By Sarah Pridgeon
After two full weeks without telephone service in the wake of October’s storm, CenturyLink agreed to refund its Beulah customers for the majority of the outage. But when the company accidentally issued a debit instead of a credit, some began to question whether things really have improved since its 2008 Public Service Commission hearings.
“This is very, very embarrassing and very hard on our customers… I personally think we’ve concluded it is human error,” said Kristen Lee, Director of Regular and Legislative Affairs, at a PSC hearing.
“Certainly this isn’t something we would ever have wanted to happen and so I apologize on behalf of the company.”
A blanket adjustment was issued to all Beulah customers in the first part of November, said Customer Advocacy Manager Greg Norman. But when he checked the system after the credits were issued, the cost had been applied as a debit instead of a credit.
Norman alerted the persons responsible and initiated the process of both reissuing the credit and refunding the debit. The customer advocacy group called customers to alert them of the mistake and explain that the credit would appear on their December bill.
“We either spoke to them or left a message. There might have been a few we haven’t been able to reach and we’re still trying to call on those,” he said.
“We believe that the issue has been resolved at this time.”
When asked if follow-up calls would be made to those customers who couldn’t be reached, Norman explained that leaving a message had been considered sufficient. He also noted that a second credit will be applied to the next bill sent out because the first did not include taxes.
Any customer who paid the bill in full, including the accidental debit, will see a credit for this amount on their account.
“That’ll just roll over to the December bill,” Norman said. “There will be no loss of money to our customers.”
Members of the commission questioned whether the customer advocacy group had left a contact number for customers in their messages. Norman responded that a contact number is included on every bill and the customer service office has been alerted of the situation.
“I would have to say [that with] most of the customers, we didn’t get too much or any negative feedback. They were grateful that we called and were taking care of the problem for them,” he said, adding that the system is being fixed to ensure the mistake is never repeated.
“We were concentrating on getting the credits on the bill, so now we’ll work on fixing the problem so that it doesn’t happen again.”
Not every attendee at the meeting was content with CenturyLink’s explanations. The commission commented that similar issues appear to exist today as when the company’s predecessor, Qwest, ran the service, particularly with its communications.
John Schoffstall, President of the Ranch A Association, complained that not every customer had been alerted, for example.
“My secretary tells me she has had no contact with the people from CenturyLink,” he said. “She has tried to call them and had no response, so I don’t think their response today is satisfactory.”
Schoffstall later pointed out that the same problems were brought up at the 2008 hearing and customers have still not had the satisfaction of the problem being solved.
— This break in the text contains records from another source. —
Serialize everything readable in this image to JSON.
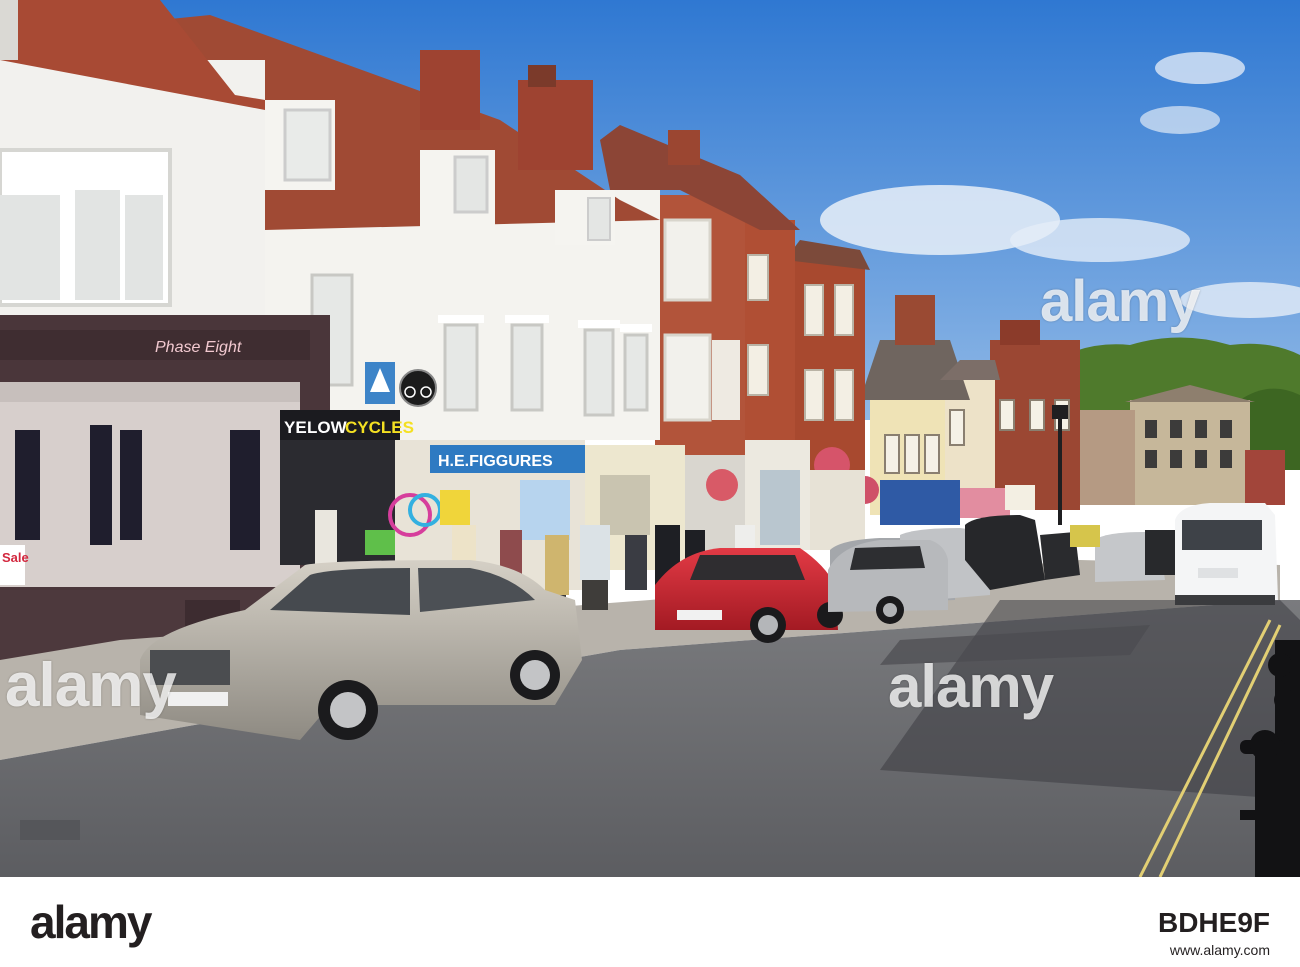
{
  "photo": {
    "shop_signs": {
      "phase_eight": "Phase Eight",
      "yellow_cycles_left": "YE",
      "yellow_cycles_mid": "LOW",
      "yellow_cycles_right": "CYCLES",
      "figgures": "H.E.FIGGURES",
      "sale": "Sale"
    },
    "watermarks": [
      "alamy",
      "alamy",
      "alamy",
      "alamy"
    ]
  },
  "footer": {
    "logo": "alamy",
    "image_id": "BDHE9F",
    "url": "www.alamy.com"
  },
  "colors": {
    "sky": "#3f86d8",
    "brick": "#a5442f",
    "road": "#6e6f72",
    "shopfront": "#4a363a"
  }
}
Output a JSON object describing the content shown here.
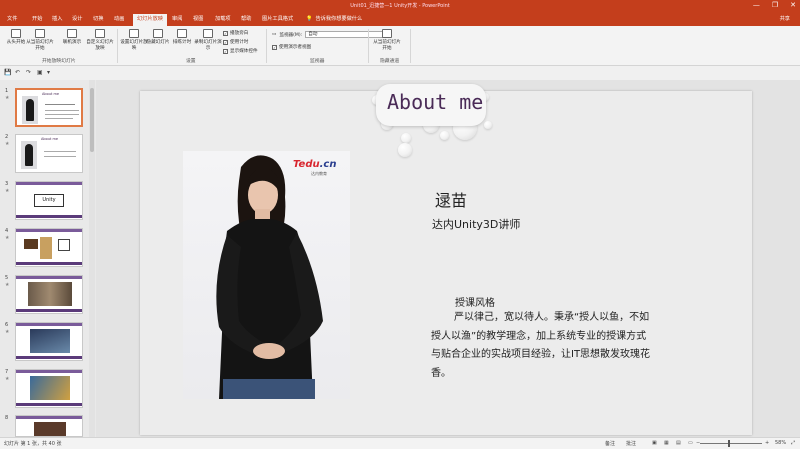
{
  "window": {
    "title": "Unit01_迅捷营—1 Unity开发 - PowerPoint",
    "controls": [
      "—",
      "❐",
      "✕"
    ]
  },
  "tabs": [
    "文件",
    "开始",
    "插入",
    "设计",
    "切换",
    "动画",
    "幻灯片放映",
    "审阅",
    "视图",
    "加载项",
    "帮助",
    "图片工具格式"
  ],
  "active_tab": "幻灯片放映",
  "tell_me": "告诉我你想要做什么",
  "share": "共享",
  "ribbon": {
    "buttons": [
      "从头开始",
      "从当前幻灯片开始",
      "联机演示",
      "自定义幻灯片放映",
      "设置幻灯片放映",
      "隐藏幻灯片",
      "排练计时",
      "录制幻灯片演示",
      "从当前幻灯片开始"
    ],
    "checkboxes": [
      {
        "label": "播放旁白",
        "checked": true
      },
      {
        "label": "使用计时",
        "checked": true
      },
      {
        "label": "显示媒体控件",
        "checked": true
      }
    ],
    "monitor": {
      "label": "监视器(M):",
      "value": "自动"
    },
    "presenter_view": {
      "label": "使用演示者视图",
      "checked": true
    },
    "groups": [
      "开始放映幻灯片",
      "设置",
      "监视器",
      "隐藏通道"
    ]
  },
  "quick_access": [
    "💾",
    "↶",
    "↷",
    "▣",
    "▾"
  ],
  "thumbnails": [
    {
      "num": "1",
      "caption": "About me",
      "selected": true
    },
    {
      "num": "2",
      "caption": "About me",
      "selected": false
    },
    {
      "num": "3",
      "caption": "Unity",
      "selected": false
    },
    {
      "num": "4",
      "caption": "",
      "selected": false
    },
    {
      "num": "5",
      "caption": "",
      "selected": false
    },
    {
      "num": "6",
      "caption": "",
      "selected": false
    },
    {
      "num": "7",
      "caption": "",
      "selected": false
    },
    {
      "num": "8",
      "caption": "",
      "selected": false
    }
  ],
  "slide": {
    "title": "About me",
    "logo_main": "Tedu",
    "logo_suffix": ".cn",
    "logo_sub": "达内教育",
    "name": "逯苗",
    "role": "达内Unity3D讲师",
    "style_heading": "授课风格",
    "style_text": "严以律己，宽以待人。秉承“授人以鱼，不如授人以渔”的教学理念，加上系统专业的授课方式与贴合企业的实战项目经验，让IT思想散发玫瑰花香。"
  },
  "status": {
    "slide_info": "幻灯片 第 1 张，共 40 张",
    "notes": "备注",
    "comments": "批注",
    "zoom": "58%"
  },
  "colors": {
    "accent": "#c43e1c",
    "title_purple": "#4a2b57"
  }
}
He suggested that something needs to be done to make CenturyLink aware of this.
“I’d suggest a million dollar fine,” he said, which the commission agreed to take under advisement.
County Attorney Joe Baron questioned why credit was only given for 12 days when customers were without phone service for 14, from October 4 to 18.
“The snowstorm hit on October 4 and, due to a power outage, our systems were down until October 7,” explained Lee.
The company attempted to restore the service on October 8, when it was able to access the broken generator. It did not issue credit for those two days.
“Specifically, in our tariffs it says that outages caused by weather are not compensated,” Lee explained.
“The issue primarily is that there were two days where it was due to a power outage, not our equipment.”
Nels Smith, however, argued that the cause of the outage should not be a factor in the amount credited to customers.
“The cause is irrelevant to the fact that they didn’t deliver the service that they are obligated to serve,” he said.
“If they’ve slipped a tariff in there that somehow allows them to not give credit when they fail to deliver service, I suggest that they be ordered to give credit for the amount of time of the actual outage, along with all associated fees and taxes, and that that tariff and any others that might work such an injustice on the customers be called up for review.”
The commission directed Chris Petrie, Secretary and Chief Counsel, to investigate the tariff in question. Baron meanwhile spoke of Beulah customers who had spent considerable time attempting to contact the company to question the mistake, calling this a “common theme” across the region.
He suggested that CenturyLink set up a point of contact for customers to call about an outage.
“We have one general repair number that a lot of calls go to and I’m not sure why people are having so much trouble getting through but obviously, according to Mr. Baron, they are,” responded Norman.
A similar story was heard during recent investigations into CenturyLink’s quality and reliability of service in Lusk. Customer reports indicated that outages were common and lengthy and repair seldom happened promptly, while there was a broad dissatisfaction with the company’s system for reporting problems.
The commission questioned why this is a consistent theme and agreed that Norman be appointed as a contact person at least until the issue is resolved. His direct number for customers with questions is 307-633-2708.